Inland port at Rolleston means more freight for Timaru
A new inland port in Rolleston means more rail-freighted containers coming to Timaru's port, its chief executive says.
PrimePort chief executive Phil Melhopt said on Friday the opening of Port of Tauranga's Metroport Christchurch meant "increasing container volumes into port via rail and improved import-export ratios and more employment".
Timaru District mayor Damon Odey, who attended the opening, believed the freight site provided another strategic link for Timaru's growth.
Opening the inland port, Transport Minister Simon Bridges said it would provide cargo owners an efficient hub to move goods around Canterbury and to and from PrimePort Timaru.
A Ministry of Transport study suggested a trend toward larger ships visiting fewer ports than before, Bridges said.
Port of Tauranga chief executive Mark Cairns believed the inland port provided good, healthy competition for Lyttleton Port of Christchurch's own planned inland freight hub at Rolleston.
It would allow cargo customers to pay "a very attractive shipping rate" by getting their cargo on bigger ships at Tauranga's port.
"At the moment, the only two ports in New Zealand that have consents or are currently dredging are Port of Tauranga and Port Otago."
Cairns said although more cargo was not guaranteed, the company expected MetroPort would attract more. Timaru had a good, sustainable little port, he said.

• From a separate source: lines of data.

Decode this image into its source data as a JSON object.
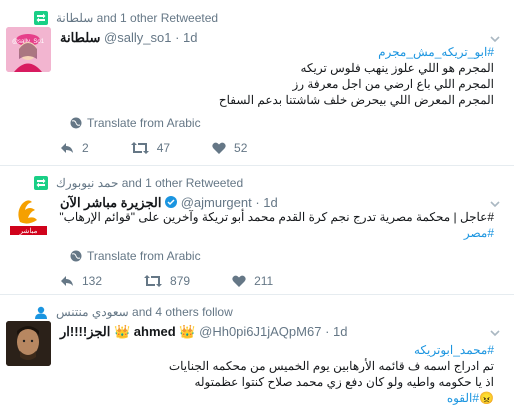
{
  "tweets": [
    {
      "context": {
        "user": "سلطانة",
        "suffix": "and 1 other Retweeted"
      },
      "name": "سلطانة",
      "handle": "@sally_so1",
      "time": "1d",
      "lines": [
        "#ابو_تريكه_مش_مجرم",
        "المجرم هو اللي علوز ينهب فلوس تريكه",
        "المجرم اللي باع ارضي من اجل معرفة رز",
        "المجرم  المعرض اللي بيحرض خلف شاشتنا بدعم السفاح"
      ],
      "translate": "Translate from Arabic",
      "reply": "2",
      "retweets": "47",
      "likes": "52"
    },
    {
      "context": {
        "user": "حمد نيوبورك",
        "suffix": "and 1 other Retweeted"
      },
      "name": "الجزيرة مباشر الآن",
      "handle": "@ajmurgent",
      "time": "1d",
      "lines": [
        "#عاجل | محكمة مصرية تدرج نجم كرة القدم محمد أبو تريكة وآخرين على \"قوائم الإرهاب\"",
        "#مصر"
      ],
      "translate": "Translate from Arabic",
      "reply": "132",
      "retweets": "879",
      "likes": "211"
    },
    {
      "context": {
        "user": "سعودي منتنس",
        "suffix": "and 4 others follow"
      },
      "name": "ahmed",
      "name_prefix": "الجز!!!!ار",
      "handle": "@Hh0pi6J1jAQpM67",
      "time": "1d",
      "lines": [
        "#محمد_ابوتريكه",
        "تم ادراج اسمه ف قائمه الأرهابين يوم الخميس من محكمه الجنايات",
        "اذ يا حكومه واطيه ولو كان دفع زي محمد صلاح كنتوا عظمتوله",
        "#القوه"
      ]
    }
  ],
  "colors": {
    "accent": "#1b95e0",
    "retweet": "#19cf86",
    "muted": "#657786"
  }
}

"In 2013, we had the acquisition of PrimePort Timaru, that business is now doing four times the container volume it did back in 2013.
"This is the next step of getting more cargo through Timaru, but ultimately more cargo in one place for these bigger ships."
Cairns said trucks and trains could drop off containers of cargo at the inland port, where the company could plan their trajectory and have them shipped to Timaru by rail.
Cairns said the company would "always choose rail where we can". Grouping cargo in one place helped to make sending containers to the port by rail viable.
The inland port would begin operations "as soon as we can get some cargo," Cairns said.